[WORK INSTRUCTION]: For the entries that follow, tally the lines holding the string "desc". Give the total and nothing else.

[AVAILABLE RECORDS]:
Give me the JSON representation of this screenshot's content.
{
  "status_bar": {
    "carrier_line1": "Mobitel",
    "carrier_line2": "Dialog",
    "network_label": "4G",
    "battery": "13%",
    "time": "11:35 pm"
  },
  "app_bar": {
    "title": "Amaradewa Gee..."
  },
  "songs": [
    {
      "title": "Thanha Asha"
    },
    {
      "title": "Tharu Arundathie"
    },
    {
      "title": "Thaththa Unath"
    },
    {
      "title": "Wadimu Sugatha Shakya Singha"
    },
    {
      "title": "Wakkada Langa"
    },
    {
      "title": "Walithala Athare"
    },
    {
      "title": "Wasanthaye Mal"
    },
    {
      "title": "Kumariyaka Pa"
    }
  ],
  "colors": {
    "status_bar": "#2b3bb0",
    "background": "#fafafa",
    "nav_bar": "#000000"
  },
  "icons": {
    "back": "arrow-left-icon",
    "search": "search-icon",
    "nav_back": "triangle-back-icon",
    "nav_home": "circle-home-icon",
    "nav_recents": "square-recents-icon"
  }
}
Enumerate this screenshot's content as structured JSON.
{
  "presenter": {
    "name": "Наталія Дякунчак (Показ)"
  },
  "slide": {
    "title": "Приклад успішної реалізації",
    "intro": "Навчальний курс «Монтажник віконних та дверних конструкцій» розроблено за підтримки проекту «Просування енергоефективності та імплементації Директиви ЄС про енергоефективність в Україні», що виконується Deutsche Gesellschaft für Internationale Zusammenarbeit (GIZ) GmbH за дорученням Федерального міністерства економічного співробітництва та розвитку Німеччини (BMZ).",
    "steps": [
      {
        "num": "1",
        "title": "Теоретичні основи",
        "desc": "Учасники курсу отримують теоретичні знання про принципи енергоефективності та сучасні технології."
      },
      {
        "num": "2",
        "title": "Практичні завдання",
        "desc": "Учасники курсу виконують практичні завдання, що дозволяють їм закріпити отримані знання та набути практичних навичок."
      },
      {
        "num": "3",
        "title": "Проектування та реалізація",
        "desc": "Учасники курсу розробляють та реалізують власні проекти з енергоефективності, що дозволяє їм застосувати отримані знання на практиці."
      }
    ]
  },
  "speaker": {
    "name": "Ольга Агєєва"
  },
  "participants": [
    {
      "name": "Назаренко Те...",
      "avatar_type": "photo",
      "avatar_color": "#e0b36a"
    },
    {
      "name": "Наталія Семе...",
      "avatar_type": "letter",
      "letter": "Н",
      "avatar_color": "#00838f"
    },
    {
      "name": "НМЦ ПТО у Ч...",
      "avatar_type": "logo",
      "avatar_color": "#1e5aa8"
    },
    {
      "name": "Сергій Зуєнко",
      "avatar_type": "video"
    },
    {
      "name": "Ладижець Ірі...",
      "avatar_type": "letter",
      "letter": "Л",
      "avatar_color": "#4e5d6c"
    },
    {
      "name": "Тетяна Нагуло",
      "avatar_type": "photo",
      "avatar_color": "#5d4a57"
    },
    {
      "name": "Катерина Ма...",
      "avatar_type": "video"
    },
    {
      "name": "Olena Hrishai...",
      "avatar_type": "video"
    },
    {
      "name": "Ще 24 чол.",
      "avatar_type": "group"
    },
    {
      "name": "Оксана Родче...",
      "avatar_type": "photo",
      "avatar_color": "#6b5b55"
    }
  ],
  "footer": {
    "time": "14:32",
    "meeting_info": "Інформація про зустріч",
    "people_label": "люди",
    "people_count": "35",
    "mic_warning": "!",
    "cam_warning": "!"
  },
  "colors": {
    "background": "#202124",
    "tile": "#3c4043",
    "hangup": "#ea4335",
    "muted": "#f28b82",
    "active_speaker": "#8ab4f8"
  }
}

[REPLY]: 3